1. My sudden near-death experience was a gift. A fortnight after the safe delivery of my first child, I almost died at home in minutes from an arterial haemmorhage: there was no pain, no warning, just a sudden rush of blood. There truly was no time to plan or prepare, and I felt the full force of regret: I’d always wanted to be a writer, and to live a life of service. If I survived, I promised myself I’d find a way to do both, however long it took.
2. Regrets at end of life are acutely painful. After my experience, I began working as a hospice lifestory scribe. I met with strangers in their homes or at bedside. As I guessed, my experience of regret was quite common. Career paths not taken; great loves lost or betrayed; personal truths hidden to fit in. It is hard to admit to these, and almost impossible to tell loved ones. If you have a friend or colleague who is dying, gently inviting talk on regrets and just listening to their thoughts, can be a great act of service, helping them meet their end with more calm and acceptance.

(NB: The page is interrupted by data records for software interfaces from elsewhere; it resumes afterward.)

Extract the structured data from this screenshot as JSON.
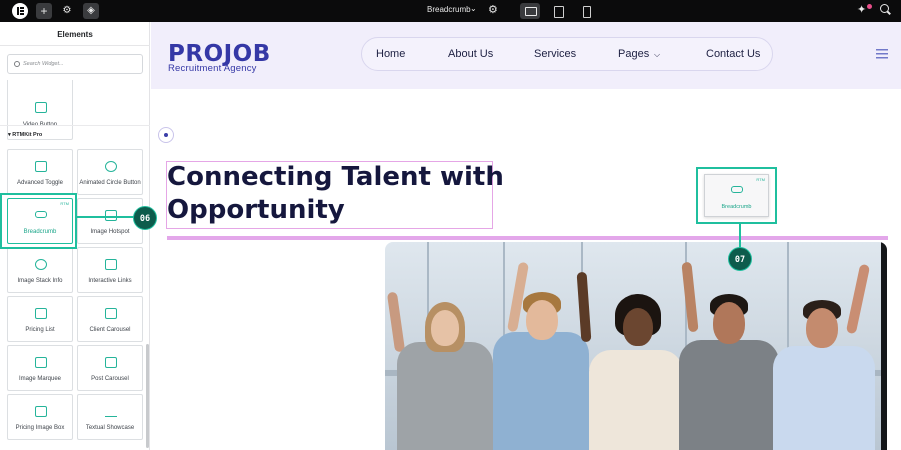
{
  "topbar": {
    "widget_title": "Breadcrumb",
    "icons": [
      "elementor-logo-icon",
      "plus-icon",
      "sliders-icon",
      "layers-icon",
      "chevron-down-icon",
      "gear-icon",
      "desktop-icon",
      "tablet-icon",
      "mobile-icon",
      "magic-icon",
      "search-icon"
    ]
  },
  "sidebar": {
    "title": "Elements",
    "search_placeholder": "Search Widget...",
    "section_label": "▾ RTMKit Pro",
    "badge": "RTM",
    "widgets": [
      {
        "label": "Video Button"
      },
      {
        "label": "Advanced Toggle"
      },
      {
        "label": "Animated Circle Button"
      },
      {
        "label": "Breadcrumb",
        "active": true
      },
      {
        "label": "Image Hotspot"
      },
      {
        "label": "Image Stack Info"
      },
      {
        "label": "Interactive Links"
      },
      {
        "label": "Pricing List"
      },
      {
        "label": "Client Carousel"
      },
      {
        "label": "Image Marquee"
      },
      {
        "label": "Post Carousel"
      },
      {
        "label": "Pricing Image Box"
      },
      {
        "label": "Textual Showcase"
      }
    ],
    "accent_color": "#1fbf9e"
  },
  "site": {
    "brand": "PROJOB",
    "brand_sub": "Recruitment Agency",
    "brand_color": "#3538a6",
    "nav": [
      {
        "label": "Home"
      },
      {
        "label": "About Us"
      },
      {
        "label": "Services"
      },
      {
        "label": "Pages"
      },
      {
        "label": "Contact Us"
      }
    ],
    "heading_line1": "Connecting Talent with",
    "heading_line2": "Opportunity",
    "dropped_widget": {
      "label": "Breadcrumb",
      "badge": "RTM"
    }
  },
  "callouts": {
    "first": "06",
    "second": "07"
  }
}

3. We never have as much time as we think. Hospice patients with months in which to put their emotional house in order, often didn’t. Putting photos in albums, making notes on family trees, recording their life story from beginning to end – there are often lots of plans at end of life, but our lifelong habits of procrastination don’t fix themselves with a terminal diagnosis. I became brave at saying: ‘We may only have today. Start anywhere, and say whatever is most vivid in your memory. Forget dutiful projects – just go for fragments, flashes.’
4. It’s okay to ask others for help with unfinished business. The visionary wild swimmer Lynne Roper got in touch with me in her last month of life, after reading my views on all this. She’d kept a swim diary for five years since surviving breast cancer, but was now too ill of a brain tumour to edit it and send it out for publication. Would I help her find readers for her work after her death? I went to her hospice, and we met just once. She entrusted her extraordinary writing to me and three years later her Wild Woman Swimming diaries are longlisted for the Wainwright Prize for UK Nature and Travel Writing. If you are dying, it’s okay to ask those around you for help with letter-writing, sorting through objects. You don’t have to do it all alone. If you have no close family, is there a neighbour you feel can be trusted? I’ve helped many people in my street in times of illness or grief.
5. Tell me, what is it you plan to do with your one wild and precious life?’ Mary Oliver’s poem The Summer Day is rightly loved, and her question a good one to ask on waking before the pressures of work and life fill the day. I didn’t change my life overnight after my near-death experience – I had a decade of working and mothering babies ahead! – but I did begin to navigate, slowly and steadily, by my deepest values. Every time I made a small creative act, or rendered a small kindness to someone, then that was me moving away from regret towards hope, meaning, connection.
About Tanya Shadrick
Tanya is a former hospice life-story scribe who now works as a writer in public spaces to encourage others to share stories and take creative risks. Her Wild Patience mile of writing - using scrolls of paper as long as the country’s oldest outdoor pool - asked swimmers when they felt most wild and free.
During her long-distance writing project, Tanya was contacted by the well-known wild swimmer Lynne Roper, who was in her last months of life. On the strength of just a single meeting with Lynne and her writing, Tanya made a promise to publish her posthumously. Three years later, the Wainwright Prize longlisted Wild Woman Swimming: A Journal of West Country Waters is the result. You can follow her on Instagram as @tanyashadrickwriter and @wildwomanswims and on Twitter as @tanyashadrick.
You can learn more about Tanya’s work and writing at www.tanyashadrick.com.